Cooley-Tukey FFT Algorithm: The Cooley-Tukey algorithm, named after J.W. Cooley and John Tukey, is the most common FFT algorithm. It re-express the DFT of an arbitrary composite size N = N1N2 in terms of smaller DFTs of size N1 and N2, recursively, in order to reduce the computation time to O(N logN).

Finite Difference Time Domain: Finite Difference Time Domain (FDTD) is a numerical technique proposed by Yee in 1966 to solve Maxwell’s equations in electromagentics fields. It discretizes a 3D field into a mesh of cubic cells or a 2D field into a grid of rectangular cells using central-difference approximations. It is a time-stepping algorithm. Each cell has electrical field vector components and magnetic field vector components which are updated at alternate half time steps in a leapfrog scheme in time.

Discrete Fourier Transform: Discrete Fourier transform (DFT) is one of the specific forms of Fourier analysis which transforms one function in the time domain into another function in the frequency domain. A DFT decomposes a sequence of values into components of different frequencies. A direct way to compute a DFT of N points takes O(N2) arithmetical operations. The inverse DFT (IDFT) transforms one function in the frequency domain into another function in the time domain.

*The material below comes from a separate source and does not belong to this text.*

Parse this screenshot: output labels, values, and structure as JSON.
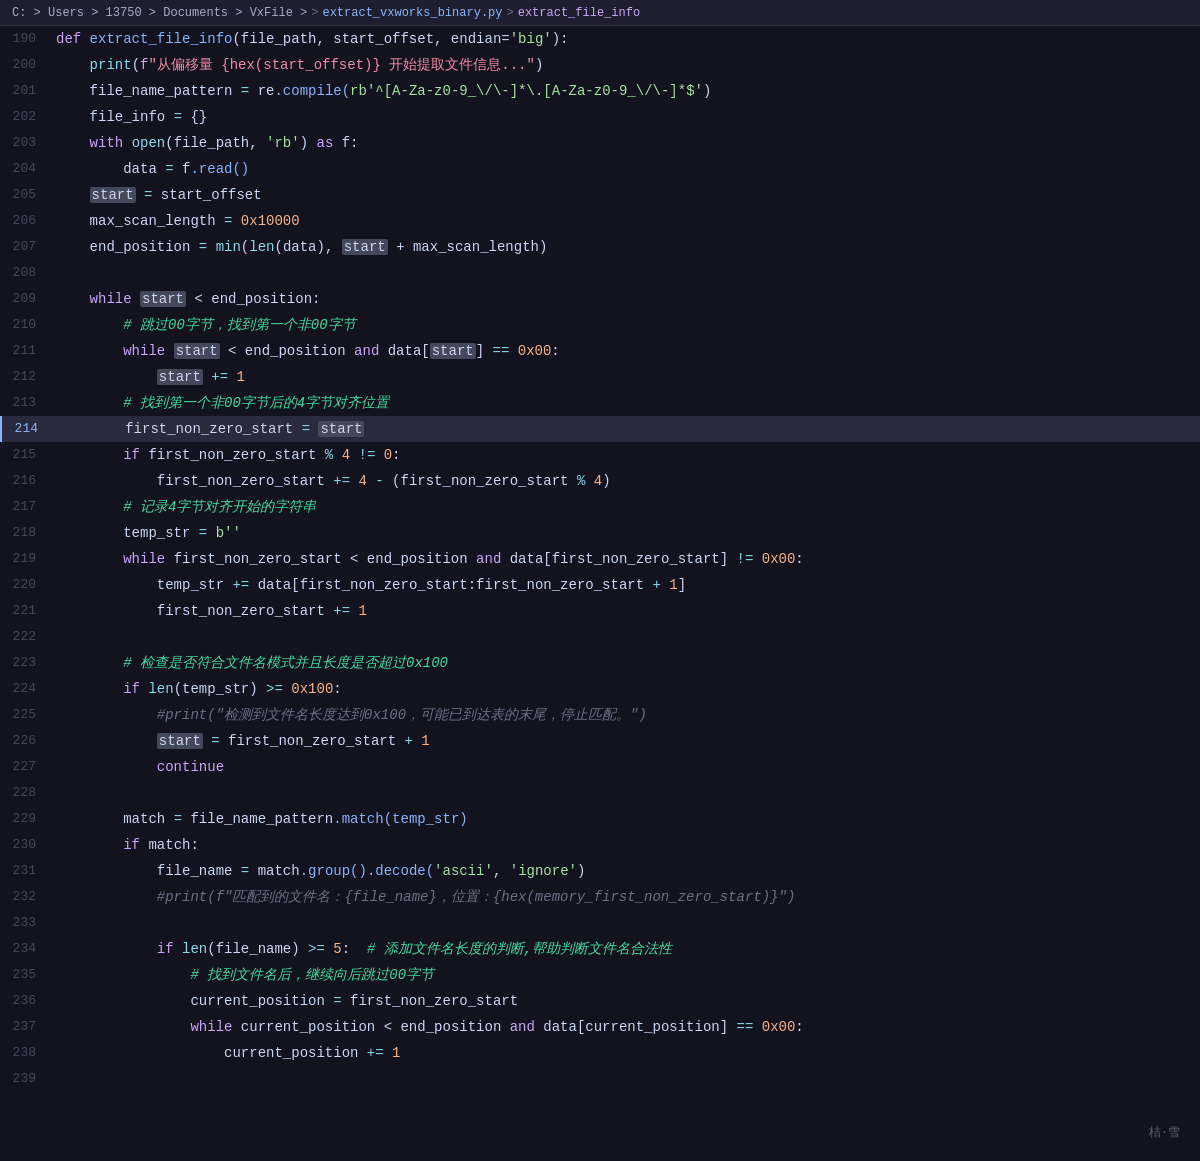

Fast Fourier Transform: Fast Fourier Transform (FFT) is an efficient algorithm to compute the DFT and its inverse. Instead of O(N2) arithmetical operations in a direct way to compute a DFT of N points, FFT can compute the same result in only O(N logN) operations.

Single Instruction Multiple Data: Single Instruction Multiple Data (SIMD) is a technique used to achieve data level parallelism, the same instruction applied to multiple data. It is one category of processor architecture proposed in Flynn’s taxonomy. SIMD was popular in large-scale supercomputers with vector processors. Now, smaller-scale SIMD operations have become widespread in general-purpose computers, such as SSE instructions in regular Intel processors and SIMD instruction set in Cell/B.E. processors.

Multi-Core Processor: A multi-core processor combines two or more independent cores (normally a CPU) into a single package composed of a single die, or more dies packaged together. It is also called chip-level multiprocessor (CMP) and implements multiprocessing in a signle physical package. If the cores are identical, the processor is called homogeneous multi-core processor, such as AMD Opteron dual-core processor. If the cores are not the same, the processor is called heterogeneous multi-core processor, such as Cell/B.E. processor.

Indirect Swap Network: Indirect Swap Network (ISN) is an improvement to the Cooley-Tukey butterfly network. It aims to reduce data communication by half than traditional Cooley-Tukey network by introducing inter-processor permutation when implemented on parallel systems using message passing model.

Cell Broadband Engine Architecture: Cell Broadband Engine Architecture, also abbreviated CBEA or Cell/B.E. or called Cell as a shorthand, is a microprocessor architecture jointly developed by Sony, Toshiba, and IBM. It is a heterogeneous multi-core architecture by combining one general-purpose Power architecture core PPE (Power Processor Element) with eight streamline coprocessing elements SPEs (Synergistic Processor Elements). PPE supports the operating system and is mainly used for control tasks. SPEs support SIMD (Single Instruction Multiple Data) processing. Each SPE has 128 entries 128-bit registers and 256KB local memory (called local storage) both for instructions and data. The PPE, SPEs and memory subsystem are connected by on-chip bus Element Interconnect Bus (EIB). Cell is designed as a general-purpose high-performance processor to bridge the gap between conventional desktop processors and more specialized high-performance processors. It has been installed in Sony PlayStation 3.

Search this Book:

Reset

Copyright © 1988-2018, IGI Global - All Rights Reserved